→ **ABOUT THIS TASK**: Exactly as given, repeat all of the entries.

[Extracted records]
'''

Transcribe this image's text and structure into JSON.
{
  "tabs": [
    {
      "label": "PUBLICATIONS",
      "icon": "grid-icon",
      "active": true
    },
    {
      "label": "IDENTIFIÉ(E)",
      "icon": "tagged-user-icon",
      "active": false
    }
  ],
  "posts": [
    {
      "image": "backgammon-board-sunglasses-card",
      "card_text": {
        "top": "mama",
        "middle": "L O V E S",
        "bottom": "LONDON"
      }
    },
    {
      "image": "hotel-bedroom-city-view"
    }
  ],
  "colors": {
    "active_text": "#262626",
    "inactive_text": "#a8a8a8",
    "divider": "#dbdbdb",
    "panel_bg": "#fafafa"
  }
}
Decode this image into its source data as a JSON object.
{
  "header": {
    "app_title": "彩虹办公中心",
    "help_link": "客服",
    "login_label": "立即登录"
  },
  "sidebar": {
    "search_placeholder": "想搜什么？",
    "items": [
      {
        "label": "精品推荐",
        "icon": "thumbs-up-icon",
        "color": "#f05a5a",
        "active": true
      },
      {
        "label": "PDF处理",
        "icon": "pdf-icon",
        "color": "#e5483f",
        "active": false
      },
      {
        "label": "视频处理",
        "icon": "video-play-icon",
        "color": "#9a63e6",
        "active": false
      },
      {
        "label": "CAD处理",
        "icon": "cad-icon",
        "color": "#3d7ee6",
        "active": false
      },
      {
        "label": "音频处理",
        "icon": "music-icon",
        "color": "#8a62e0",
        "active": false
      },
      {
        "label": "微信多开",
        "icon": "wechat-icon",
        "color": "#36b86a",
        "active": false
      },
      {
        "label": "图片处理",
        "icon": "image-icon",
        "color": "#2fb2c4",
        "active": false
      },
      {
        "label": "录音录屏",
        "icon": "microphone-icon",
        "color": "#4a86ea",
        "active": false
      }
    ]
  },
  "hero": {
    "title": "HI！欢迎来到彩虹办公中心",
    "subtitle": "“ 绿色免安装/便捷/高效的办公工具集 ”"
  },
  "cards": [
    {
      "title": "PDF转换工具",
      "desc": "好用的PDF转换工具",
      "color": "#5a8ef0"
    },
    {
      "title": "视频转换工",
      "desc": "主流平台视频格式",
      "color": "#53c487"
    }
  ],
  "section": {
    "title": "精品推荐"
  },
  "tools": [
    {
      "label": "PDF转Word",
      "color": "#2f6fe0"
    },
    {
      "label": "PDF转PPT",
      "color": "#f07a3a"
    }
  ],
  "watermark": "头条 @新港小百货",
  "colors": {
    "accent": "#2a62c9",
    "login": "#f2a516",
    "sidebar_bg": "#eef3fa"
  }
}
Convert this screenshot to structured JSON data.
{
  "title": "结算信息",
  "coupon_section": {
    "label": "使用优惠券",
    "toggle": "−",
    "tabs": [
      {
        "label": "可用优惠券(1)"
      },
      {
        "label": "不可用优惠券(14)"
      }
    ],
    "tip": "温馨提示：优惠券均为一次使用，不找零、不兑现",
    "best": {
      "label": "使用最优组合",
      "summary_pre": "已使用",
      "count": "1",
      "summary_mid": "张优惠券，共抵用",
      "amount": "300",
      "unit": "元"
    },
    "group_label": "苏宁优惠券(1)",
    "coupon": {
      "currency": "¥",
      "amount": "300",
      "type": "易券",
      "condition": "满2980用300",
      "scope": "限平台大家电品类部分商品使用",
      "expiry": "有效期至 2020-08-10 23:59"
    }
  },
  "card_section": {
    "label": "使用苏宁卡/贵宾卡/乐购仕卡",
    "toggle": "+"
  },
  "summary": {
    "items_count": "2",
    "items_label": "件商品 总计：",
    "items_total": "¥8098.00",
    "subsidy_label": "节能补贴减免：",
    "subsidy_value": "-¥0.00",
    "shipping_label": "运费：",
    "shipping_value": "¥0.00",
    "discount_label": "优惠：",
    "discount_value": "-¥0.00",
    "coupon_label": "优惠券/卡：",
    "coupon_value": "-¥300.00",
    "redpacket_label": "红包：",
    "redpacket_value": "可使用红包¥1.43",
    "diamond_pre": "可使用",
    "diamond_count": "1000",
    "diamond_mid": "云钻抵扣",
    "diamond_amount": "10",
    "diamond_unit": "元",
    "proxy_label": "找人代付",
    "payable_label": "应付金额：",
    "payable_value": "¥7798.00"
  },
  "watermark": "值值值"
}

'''

→ **WRITTEN RESPONSE**:
Transcribe this image's text and structure into JSON.
{
  "tabs": [
    {
      "label": "PUBLICATIONS",
      "icon": "grid-icon",
      "active": true
    },
    {
      "label": "IDENTIFIÉ(E)",
      "icon": "tagged-user-icon",
      "active": false
    }
  ],
  "posts": [
    {
      "image": "backgammon-board-sunglasses-card",
      "card_text": {
        "top": "mama",
        "middle": "L O V E S",
        "bottom": "LONDON"
      }
    },
    {
      "image": "hotel-bedroom-city-view"
    }
  ],
  "colors": {
    "active_text": "#262626",
    "inactive_text": "#a8a8a8",
    "divider": "#dbdbdb",
    "panel_bg": "#fafafa"
  }
}
Decode this image into its source data as a JSON object.
{
  "header": {
    "app_title": "彩虹办公中心",
    "help_link": "客服",
    "login_label": "立即登录"
  },
  "sidebar": {
    "search_placeholder": "想搜什么？",
    "items": [
      {
        "label": "精品推荐",
        "icon": "thumbs-up-icon",
        "color": "#f05a5a",
        "active": true
      },
      {
        "label": "PDF处理",
        "icon": "pdf-icon",
        "color": "#e5483f",
        "active": false
      },
      {
        "label": "视频处理",
        "icon": "video-play-icon",
        "color": "#9a63e6",
        "active": false
      },
      {
        "label": "CAD处理",
        "icon": "cad-icon",
        "color": "#3d7ee6",
        "active": false
      },
      {
        "label": "音频处理",
        "icon": "music-icon",
        "color": "#8a62e0",
        "active": false
      },
      {
        "label": "微信多开",
        "icon": "wechat-icon",
        "color": "#36b86a",
        "active": false
      },
      {
        "label": "图片处理",
        "icon": "image-icon",
        "color": "#2fb2c4",
        "active": false
      },
      {
        "label": "录音录屏",
        "icon": "microphone-icon",
        "color": "#4a86ea",
        "active": false
      }
    ]
  },
  "hero": {
    "title": "HI！欢迎来到彩虹办公中心",
    "subtitle": "“ 绿色免安装/便捷/高效的办公工具集 ”"
  },
  "cards": [
    {
      "title": "PDF转换工具",
      "desc": "好用的PDF转换工具",
      "color": "#5a8ef0"
    },
    {
      "title": "视频转换工",
      "desc": "主流平台视频格式",
      "color": "#53c487"
    }
  ],
  "section": {
    "title": "精品推荐"
  },
  "tools": [
    {
      "label": "PDF转Word",
      "color": "#2f6fe0"
    },
    {
      "label": "PDF转PPT",
      "color": "#f07a3a"
    }
  ],
  "watermark": "头条 @新港小百货",
  "colors": {
    "accent": "#2a62c9",
    "login": "#f2a516",
    "sidebar_bg": "#eef3fa"
  }
}
Convert this screenshot to structured JSON data.
{
  "title": "结算信息",
  "coupon_section": {
    "label": "使用优惠券",
    "toggle": "−",
    "tabs": [
      {
        "label": "可用优惠券(1)"
      },
      {
        "label": "不可用优惠券(14)"
      }
    ],
    "tip": "温馨提示：优惠券均为一次使用，不找零、不兑现",
    "best": {
      "label": "使用最优组合",
      "summary_pre": "已使用",
      "count": "1",
      "summary_mid": "张优惠券，共抵用",
      "amount": "300",
      "unit": "元"
    },
    "group_label": "苏宁优惠券(1)",
    "coupon": {
      "currency": "¥",
      "amount": "300",
      "type": "易券",
      "condition": "满2980用300",
      "scope": "限平台大家电品类部分商品使用",
      "expiry": "有效期至 2020-08-10 23:59"
    }
  },
  "card_section": {
    "label": "使用苏宁卡/贵宾卡/乐购仕卡",
    "toggle": "+"
  },
  "summary": {
    "items_count": "2",
    "items_label": "件商品 总计：",
    "items_total": "¥8098.00",
    "subsidy_label": "节能补贴减免：",
    "subsidy_value": "-¥0.00",
    "shipping_label": "运费：",
    "shipping_value": "¥0.00",
    "discount_label": "优惠：",
    "discount_value": "-¥0.00",
    "coupon_label": "优惠券/卡：",
    "coupon_value": "-¥300.00",
    "redpacket_label": "红包：",
    "redpacket_value": "可使用红包¥1.43",
    "diamond_pre": "可使用",
    "diamond_count": "1000",
    "diamond_mid": "云钻抵扣",
    "diamond_amount": "10",
    "diamond_unit": "元",
    "proxy_label": "找人代付",
    "payable_label": "应付金额：",
    "payable_value": "¥7798.00"
  },
  "watermark": "值值值"
}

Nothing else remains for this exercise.